Are you looking for a simple way to assess your child’s reading comprehension skills? Take a look at the “Simple View of Reading.”
Although a “Simple View of Reading” (SVR) was proposed in 1986, its simplicity and success make it a useful tool to assess reading comprehension today. Almost thirty years ago, two researchers, P. Gough and W. Tunmer, suggested that reading includes two primary steps, decoding words (using phonics skills to figure out words) and language comprehension (knowing the meaning of words especially when words are strung together to form sentences).
They represented their Simple View of Reading with a math equation:
(This formula uses scores from tests in decoding and language comprehension. For this formula to work, all scores for decoding and language comprehension must be between 0% and 100%.)
What does this simple formula mean?
- Reading comprehension requires the child to master two areas, decoding words and language comprehension.
- If a child can do one but not the other, or can do one better than the other, his reading comprehension score will be only as high as the lower of the two other scores.
How can you use this Simple View of Reading to identify your child’s reading comprehension skills or lack of them?
- First, ask yourself: Is my child’s reading problem decoding? Is his problem language comprehension? Is he having problems in both areas?
- If you are not sure, test the child in both areas.
- You can test decoding by having a child read lists of real and nonsense words. Lists are available online. Having the child read nonsense words (e.g., zups, thab, slig) is important because some children memorize the look of a word without being able to sound it out. Also, to assess decoding, don’t use words from a reading passage because the child might figure out a word from the context.
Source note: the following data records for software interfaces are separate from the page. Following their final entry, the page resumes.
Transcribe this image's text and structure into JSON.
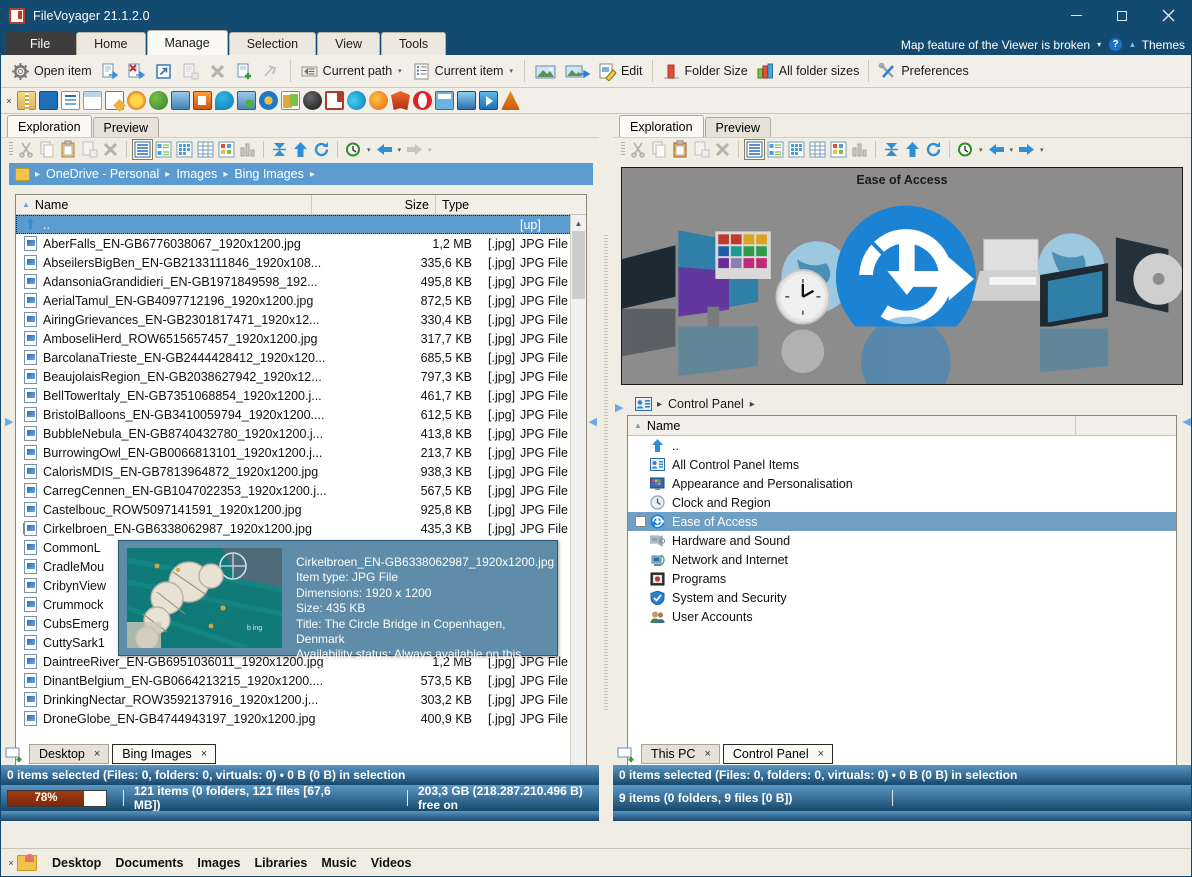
{
  "window": {
    "title": "FileVoyager 21.1.2.0",
    "app_icon": "filevoyager-logo-icon",
    "minimize": "–",
    "maximize": "□",
    "close": "✕"
  },
  "ribbon": {
    "tabs": [
      {
        "label": "File",
        "active": false,
        "kind": "file"
      },
      {
        "label": "Home",
        "active": false
      },
      {
        "label": "Manage",
        "active": true
      },
      {
        "label": "Selection",
        "active": false
      },
      {
        "label": "View",
        "active": false
      },
      {
        "label": "Tools",
        "active": false
      }
    ],
    "notice": "Map feature of the Viewer is broken",
    "notice_caret": "▾",
    "help_glyph": "?",
    "collapse_caret": "▴",
    "themes_label": "Themes",
    "buttons": [
      {
        "label": "Open item",
        "icon": "gear-open-item-icon",
        "disabled": false
      },
      {
        "label": "",
        "icon": "copy-to-icon",
        "disabled": false
      },
      {
        "label": "",
        "icon": "move-delete-icon",
        "disabled": false
      },
      {
        "label": "",
        "icon": "shortcut-icon",
        "disabled": false
      },
      {
        "label": "",
        "icon": "paste-into-icon",
        "disabled": true
      },
      {
        "label": "",
        "icon": "delete-x-icon",
        "disabled": true
      },
      {
        "label": "",
        "icon": "new-file-icon",
        "disabled": false
      },
      {
        "label": "",
        "icon": "rename-tag-icon",
        "disabled": true
      },
      {
        "label": "Current path",
        "icon": "current-path-icon",
        "caret": "▾"
      },
      {
        "label": "Current item",
        "icon": "current-item-icon",
        "caret": "▾"
      },
      {
        "label": "",
        "icon": "view-image-icon"
      },
      {
        "label": "",
        "icon": "send-image-icon"
      },
      {
        "label": "Edit",
        "icon": "edit-pencil-icon"
      },
      {
        "label": "Folder Size",
        "icon": "folder-size-chart-icon"
      },
      {
        "label": "All folder sizes",
        "icon": "all-folder-sizes-chart-icon"
      },
      {
        "label": "Preferences",
        "icon": "preferences-tools-icon"
      }
    ]
  },
  "launcher": {
    "close_glyph": "×",
    "icons": [
      "archive-zip-icon",
      "screen-blue-icon",
      "document-text-icon",
      "window-small-icon",
      "notepad-edit-icon",
      "sun-colors-icon",
      "globe-paint-icon",
      "photo-tools-icon",
      "orange-app-icon",
      "cyan-teardrop-icon",
      "lock-folder-icon",
      "blue-gear-icon",
      "transfer-files-icon",
      "dark-globe-icon",
      "filevoyager-icon",
      "edge-browser-icon",
      "firefox-browser-icon",
      "brave-browser-icon",
      "opera-browser-icon",
      "calculator-icon",
      "image-viewer-icon",
      "media-player-icon",
      "vlc-cone-icon"
    ]
  },
  "left_panel": {
    "tabs": [
      {
        "label": "Exploration",
        "active": true
      },
      {
        "label": "Preview",
        "active": false
      }
    ],
    "toolbar_icons": [
      "cut-icon",
      "copy-icon",
      "paste-icon",
      "paste-into-icon",
      "delete-icon",
      "view-list-icon",
      "view-details-icon",
      "view-tiles-icon",
      "view-table-icon",
      "view-grid-icon",
      "view-columns-icon",
      "collapse-all-icon",
      "up-folder-icon",
      "refresh-icon",
      "history-clock-icon",
      "back-arrow-icon",
      "forward-arrow-icon"
    ],
    "breadcrumb": [
      "OneDrive - Personal",
      "Images",
      "Bing Images"
    ],
    "columns": [
      "Name",
      "Size",
      "Type"
    ],
    "sort_indicator": "▲",
    "rows": [
      {
        "name": "..",
        "size": "",
        "ext": "",
        "type": "[up]",
        "kind": "up",
        "selected": true
      },
      {
        "name": "AberFalls_EN-GB6776038067_1920x1200.jpg",
        "size": "1,2 MB",
        "ext": "[.jpg]",
        "type": "JPG File"
      },
      {
        "name": "AbseilersBigBen_EN-GB2133111846_1920x108...",
        "size": "335,6 KB",
        "ext": "[.jpg]",
        "type": "JPG File"
      },
      {
        "name": "AdansoniaGrandidieri_EN-GB1971849598_192...",
        "size": "495,8 KB",
        "ext": "[.jpg]",
        "type": "JPG File"
      },
      {
        "name": "AerialTamul_EN-GB4097712196_1920x1200.jpg",
        "size": "872,5 KB",
        "ext": "[.jpg]",
        "type": "JPG File"
      },
      {
        "name": "AiringGrievances_EN-GB2301817471_1920x12...",
        "size": "330,4 KB",
        "ext": "[.jpg]",
        "type": "JPG File"
      },
      {
        "name": "AmboseliHerd_ROW6515657457_1920x1200.jpg",
        "size": "317,7 KB",
        "ext": "[.jpg]",
        "type": "JPG File"
      },
      {
        "name": "BarcolanaTrieste_EN-GB2444428412_1920x120...",
        "size": "685,5 KB",
        "ext": "[.jpg]",
        "type": "JPG File"
      },
      {
        "name": "BeaujolaisRegion_EN-GB2038627942_1920x12...",
        "size": "797,3 KB",
        "ext": "[.jpg]",
        "type": "JPG File"
      },
      {
        "name": "BellTowerItaly_EN-GB7351068854_1920x1200.j...",
        "size": "461,7 KB",
        "ext": "[.jpg]",
        "type": "JPG File"
      },
      {
        "name": "BristolBalloons_EN-GB3410059794_1920x1200....",
        "size": "612,5 KB",
        "ext": "[.jpg]",
        "type": "JPG File"
      },
      {
        "name": "BubbleNebula_EN-GB8740432780_1920x1200.j...",
        "size": "413,8 KB",
        "ext": "[.jpg]",
        "type": "JPG File"
      },
      {
        "name": "BurrowingOwl_EN-GB0066813101_1920x1200.j...",
        "size": "213,7 KB",
        "ext": "[.jpg]",
        "type": "JPG File"
      },
      {
        "name": "CalorisMDIS_EN-GB7813964872_1920x1200.jpg",
        "size": "938,3 KB",
        "ext": "[.jpg]",
        "type": "JPG File"
      },
      {
        "name": "CarregCennen_EN-GB1047022353_1920x1200.j...",
        "size": "567,5 KB",
        "ext": "[.jpg]",
        "type": "JPG File"
      },
      {
        "name": "Castelbouc_ROW5097141591_1920x1200.jpg",
        "size": "925,8 KB",
        "ext": "[.jpg]",
        "type": "JPG File"
      },
      {
        "name": "Cirkelbroen_EN-GB6338062987_1920x1200.jpg",
        "size": "435,3 KB",
        "ext": "[.jpg]",
        "type": "JPG File",
        "hovered": true
      },
      {
        "name": "CommonL",
        "size": "",
        "ext": "",
        "type": "",
        "clipped": true
      },
      {
        "name": "CradleMou",
        "size": "",
        "ext": "",
        "type": "",
        "clipped": true
      },
      {
        "name": "CribynView",
        "size": "",
        "ext": "",
        "type": "",
        "clipped": true
      },
      {
        "name": "Crummock",
        "size": "",
        "ext": "",
        "type": "",
        "clipped": true
      },
      {
        "name": "CubsEmerg",
        "size": "",
        "ext": "",
        "type": "",
        "clipped": true
      },
      {
        "name": "CuttySark1",
        "size": "",
        "ext": "",
        "type": "",
        "clipped": true
      },
      {
        "name": "DaintreeRiver_EN-GB6951036011_1920x1200.jpg",
        "size": "1,2 MB",
        "ext": "[.jpg]",
        "type": "JPG File"
      },
      {
        "name": "DinantBelgium_EN-GB0664213215_1920x1200....",
        "size": "573,5 KB",
        "ext": "[.jpg]",
        "type": "JPG File"
      },
      {
        "name": "DrinkingNectar_ROW3592137916_1920x1200.j...",
        "size": "303,2 KB",
        "ext": "[.jpg]",
        "type": "JPG File"
      },
      {
        "name": "DroneGlobe_EN-GB4744943197_1920x1200.jpg",
        "size": "400,9 KB",
        "ext": "[.jpg]",
        "type": "JPG File"
      }
    ],
    "bottom_tabs": [
      {
        "label": "Desktop",
        "close": "×",
        "selected": false
      },
      {
        "label": "Bing Images",
        "close": "×",
        "selected": true
      }
    ],
    "status_selection": "0 items selected (Files: 0, folders: 0, virtuals: 0) • 0 B (0 B) in selection",
    "progress_label": "78%",
    "progress_value": 78,
    "status_items": "121 items (0 folders, 121 files [67,6 MB])",
    "status_free": "203,3 GB (218.287.210.496 B) free on"
  },
  "tooltip": {
    "filename": "Cirkelbroen_EN-GB6338062987_1920x1200.jpg",
    "item_type": "Item type: JPG File",
    "dimensions": "Dimensions: 1920 x 1200",
    "size": "Size: 435 KB",
    "title": "Title: The Circle Bridge in Copenhagen, Denmark",
    "availability": "Availability status: Always available on this device",
    "thumb_name": "circle-bridge-thumbnail"
  },
  "right_panel": {
    "tabs": [
      {
        "label": "Exploration",
        "active": true
      },
      {
        "label": "Preview",
        "active": false
      }
    ],
    "toolbar_icons": [
      "cut-icon",
      "copy-icon",
      "paste-icon",
      "paste-into-icon",
      "delete-icon",
      "view-list-icon",
      "view-details-icon",
      "view-tiles-icon",
      "view-table-icon",
      "view-grid-icon",
      "view-columns-icon",
      "collapse-all-icon",
      "up-folder-icon",
      "refresh-icon",
      "history-clock-icon",
      "back-arrow-icon",
      "forward-arrow-icon"
    ],
    "preview_title": "Ease of Access",
    "breadcrumb": [
      "Control Panel"
    ],
    "columns": [
      "Name",
      ""
    ],
    "sort_indicator": "▲",
    "rows": [
      {
        "name": "..",
        "icon": "up-folder-icon",
        "kind": "up"
      },
      {
        "name": "All Control Panel Items",
        "icon": "control-panel-icon"
      },
      {
        "name": "Appearance and Personalisation",
        "icon": "appearance-icon"
      },
      {
        "name": "Clock and Region",
        "icon": "clock-icon"
      },
      {
        "name": "Ease of Access",
        "icon": "ease-of-access-icon",
        "selected": true
      },
      {
        "name": "Hardware and Sound",
        "icon": "hardware-sound-icon"
      },
      {
        "name": "Network and Internet",
        "icon": "network-icon"
      },
      {
        "name": "Programs",
        "icon": "programs-icon"
      },
      {
        "name": "System and Security",
        "icon": "system-security-icon"
      },
      {
        "name": "User Accounts",
        "icon": "user-accounts-icon"
      }
    ],
    "bottom_tabs": [
      {
        "label": "This PC",
        "close": "×",
        "selected": false
      },
      {
        "label": "Control Panel",
        "close": "×",
        "selected": true
      }
    ],
    "status_selection": "0 items selected (Files: 0, folders: 0, virtuals: 0) • 0 B (0 B) in selection",
    "status_items": "9 items (0 folders, 9 files [0 B])"
  },
  "favorites": {
    "close_glyph": "×",
    "icon": "favorites-folder-heart-icon",
    "items": [
      "Desktop",
      "Documents",
      "Images",
      "Libraries",
      "Music",
      "Videos"
    ]
  },
  "colors": {
    "titlebar": "#134a70",
    "accent_blue": "#5b9bd0",
    "ribbon_bg": "#f2efe8",
    "status_bar": "#17486c",
    "progress_fill": "#8b2f0c"
  }
}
To test decoding, you must remove context.
- You can also test decoding by reading an unfamiliar passage aloud and asking the child questions about facts, main ideas, sequencing and paraphrasing . If he can respond accurately when he is the listener, yet he cannot do that when he is the reader, his problem could be decoding.
- You can test both decoding and language comprehension by having the child read aloud to you. (If he can pronounce words correctly, or in a few cases, use phonetic pronunciation for unfamiliar words, decoding is not his issue.) Stop and ask the child what various words mean. Ask the child to paraphrase a difficult sentence. Ask the child to paraphrase the passage. Ask the child to predict what might happen next. If the child can decode, yet he cannot explain what he has read, his problem is likely language comprehension. Teachers often see this situation in ESL students who learn the rules of phonics well but whose vocabulary in English is not extensive.
- To make the evaluation easy, use a scoring method of high, medium, and low based on your own mental tally from working with the child. If the child scores high in both decoding and language comprehension, he probably does not have a reading comprehension problem. But if he scores medium or low in decoding or language comprehension, he has a reading comprehension problem.
- A medium or low score in decoding means he needs more work in phonics.
- A medium or low score in language comprehension means he needs vocabulary building, work on pronunciation, time listening to a native speaker read a text aloud, and strategies to gain meaning from sentences and passages.